What’s on City Council's Agenda This Week?
Council has its hands full. Here are some of the agenda items we're watching.
It's been a busy week for City Council, with a joint Capital Metro board meeting on Monday, work session Tuesday, and a regular voting meeting split across Wednesday and Thursday, due to a lengthy agenda and the final budget hearing scheduled for this Thursday. Also on Thursday, Council will hear more than 40 zoning cases, which have built up throughout July.
Here are some of the Items to note on the July 29 agenda. As the Chronicle went to press on Wednesday, Council had approved all of them except Item 74, which will be discussed later in the day.
• Item 73: Did you think the Land Development Code Revision was dead? Maybe not! Council approved the extension of a contract with planning consultant Peter Park, who has been a central figure in the city's long effort to comprehensively revise its land use rules. A staff memo indicates Park's consultation doesn't have anything to do with the appeal the city has filed against a court ruling that invalidated the most recent LDC Revision attempt, but the contract could provide a way for the city to change the code through other means.
• Item 74: Here, Council is set to approve a $1.7 million contract with Relief Enterprises of Texas Inc. to conduct cleanups of homeless encampments under highway overpasses in the city. As we reported previously, the cleanups often function more as sweeps – disrupting lives and displacing people by throwing away belongings and structures they need to achieve more stability in their lives.
• Item 85: Juneteenth has long been a celebrated holiday for Black Texans; this Item directs City Manager Spencer Cronk to make June 19 a paid holiday for city workers, giving them time to celebrate and reflect on the day that commemorates when Texas slaves finally learned they had been liberated – two and a half years after the signing of the Emancipation Proclamation.
• Item 88: Prohibiting public consumption of alcohol in some parts of cities has been one of the many tools used in the past to over-police minority communities, so Council is directing Cronk to develop an ordinance that removes those restrictions in Austin. It could come before Council in October.
• Item 89: As local school districts delay the reopening of in-person classes, panic is growing among parents seeking affordable child care. This resolution directs staff to return to Council by Aug. 13 with recommendations on how to bolster the city's child care system. One recommendation could include creating a "child care stabilization fund" that could award "immediate and ongoing" grants to child care providers.
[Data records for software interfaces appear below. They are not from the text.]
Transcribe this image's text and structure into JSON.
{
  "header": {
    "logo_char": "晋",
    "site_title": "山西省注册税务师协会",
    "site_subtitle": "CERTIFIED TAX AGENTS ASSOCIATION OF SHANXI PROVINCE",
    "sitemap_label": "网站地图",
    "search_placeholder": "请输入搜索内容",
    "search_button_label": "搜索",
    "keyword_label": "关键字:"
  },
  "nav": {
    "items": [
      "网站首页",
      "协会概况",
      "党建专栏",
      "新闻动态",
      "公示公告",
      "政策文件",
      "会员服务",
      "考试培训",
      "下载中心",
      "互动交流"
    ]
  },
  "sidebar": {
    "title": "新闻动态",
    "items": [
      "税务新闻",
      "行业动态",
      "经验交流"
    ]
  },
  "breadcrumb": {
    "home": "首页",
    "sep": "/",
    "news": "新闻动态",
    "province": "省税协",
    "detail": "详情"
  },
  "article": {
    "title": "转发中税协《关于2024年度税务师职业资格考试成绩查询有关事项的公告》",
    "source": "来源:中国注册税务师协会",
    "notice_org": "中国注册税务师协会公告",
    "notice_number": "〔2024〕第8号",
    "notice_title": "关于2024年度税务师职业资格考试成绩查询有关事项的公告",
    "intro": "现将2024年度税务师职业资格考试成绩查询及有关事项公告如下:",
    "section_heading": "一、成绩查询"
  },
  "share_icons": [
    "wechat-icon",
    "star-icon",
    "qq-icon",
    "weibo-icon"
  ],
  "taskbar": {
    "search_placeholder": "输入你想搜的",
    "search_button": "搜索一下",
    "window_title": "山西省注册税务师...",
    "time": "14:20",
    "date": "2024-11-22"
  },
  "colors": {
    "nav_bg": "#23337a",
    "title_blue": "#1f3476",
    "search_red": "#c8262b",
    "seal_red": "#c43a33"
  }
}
• Item 90: Now that Council has settled on a system plan and funding mechanism for Project Connect (see "Council and Cap Metro Prepare to Hand Transit Plan to Voters"), they're set to direct staff to find ways of ensuring that the multibillion-dollar transit plan wouldn't accelerate gentrification in vulnerable communities, primarily by setting aside funds to buy land around proposed bus or rail stations to help keep housing affordable. The resolution would also instruct staff to develop a plan to fund sidewalk improvements, new bike lanes, more urban trails, and other active transportation projects that could go on the ballot alongside Project Connect.
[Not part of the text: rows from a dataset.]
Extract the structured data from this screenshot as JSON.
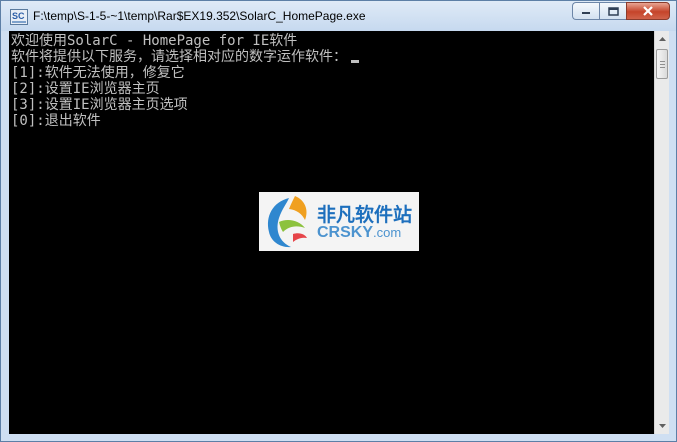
{
  "window": {
    "title": "F:\\temp\\S-1-5-~1\\temp\\Rar$EX19.352\\SolarC_HomePage.exe",
    "icon": "console-app-icon"
  },
  "console": {
    "lines": [
      "欢迎使用SolarC - HomePage for IE软件",
      "软件将提供以下服务，请选择相对应的数字运作软件：",
      "[1]:软件无法使用，修复它",
      "[2]:设置IE浏览器主页",
      "[3]:设置IE浏览器主页选项",
      "[0]:退出软件"
    ]
  },
  "watermark": {
    "name_cn": "非凡软件站",
    "name_en": "CRSKY",
    "domain_suffix": ".com"
  },
  "colors": {
    "console_bg": "#000000",
    "console_text": "#c0c0c0",
    "close_button": "#c5442a",
    "watermark_blue": "#1d6fbd"
  }
}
• Item 91: This third in a trio of Items introduced by CM Natasha Harper-Madison (with 85 and 88) intends to take steps toward undoing Austin's legacy of white supremacy. This resolution directs staff to work toward the goal of renaming all city assets that honor the Confederacy or white supremacy and instead "recognize esteemed state and local heroes, places, and concepts that uphold the noble ideals of liberty, democracy, and self-determination."
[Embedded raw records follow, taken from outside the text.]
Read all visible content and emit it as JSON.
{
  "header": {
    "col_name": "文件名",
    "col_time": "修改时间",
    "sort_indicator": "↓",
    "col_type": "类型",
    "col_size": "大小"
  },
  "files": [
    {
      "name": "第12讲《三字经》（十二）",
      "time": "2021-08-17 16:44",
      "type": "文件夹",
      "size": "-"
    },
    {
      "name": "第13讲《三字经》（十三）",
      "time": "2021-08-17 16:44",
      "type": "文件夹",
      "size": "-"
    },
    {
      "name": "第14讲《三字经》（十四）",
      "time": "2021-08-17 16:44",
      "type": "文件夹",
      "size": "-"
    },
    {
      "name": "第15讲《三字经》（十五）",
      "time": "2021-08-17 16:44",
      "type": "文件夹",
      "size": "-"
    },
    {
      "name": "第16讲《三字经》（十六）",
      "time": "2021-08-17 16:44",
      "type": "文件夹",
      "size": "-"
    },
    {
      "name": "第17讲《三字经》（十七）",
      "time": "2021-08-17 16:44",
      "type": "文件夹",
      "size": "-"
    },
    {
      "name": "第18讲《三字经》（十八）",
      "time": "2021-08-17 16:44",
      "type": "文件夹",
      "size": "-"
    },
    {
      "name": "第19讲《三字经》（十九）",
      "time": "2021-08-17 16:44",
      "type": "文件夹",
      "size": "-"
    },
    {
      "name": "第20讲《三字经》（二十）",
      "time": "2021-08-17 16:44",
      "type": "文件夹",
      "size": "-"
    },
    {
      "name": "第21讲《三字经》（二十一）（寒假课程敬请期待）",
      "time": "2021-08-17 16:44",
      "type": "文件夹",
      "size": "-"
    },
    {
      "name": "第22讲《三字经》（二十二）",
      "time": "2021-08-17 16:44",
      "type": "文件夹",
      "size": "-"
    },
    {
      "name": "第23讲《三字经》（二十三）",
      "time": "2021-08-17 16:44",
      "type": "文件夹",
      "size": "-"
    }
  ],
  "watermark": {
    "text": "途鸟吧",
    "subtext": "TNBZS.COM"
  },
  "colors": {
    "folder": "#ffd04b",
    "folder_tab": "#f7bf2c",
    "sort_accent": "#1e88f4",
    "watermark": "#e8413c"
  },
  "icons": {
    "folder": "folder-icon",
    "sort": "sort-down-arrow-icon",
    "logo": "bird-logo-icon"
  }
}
• Item 117: At long last, Council will affirm support for a plan to redevelop abandoned lots in the St. Johns neighborhood that have become a symbol of municipal neglect of Black and Latinx communities. The resolution authorizes Cronk to solicit proposals to transform the old Home Depot and Chrysler dealership into a mixed-use development with some income-restricted housing, dedicated parkland, and community services.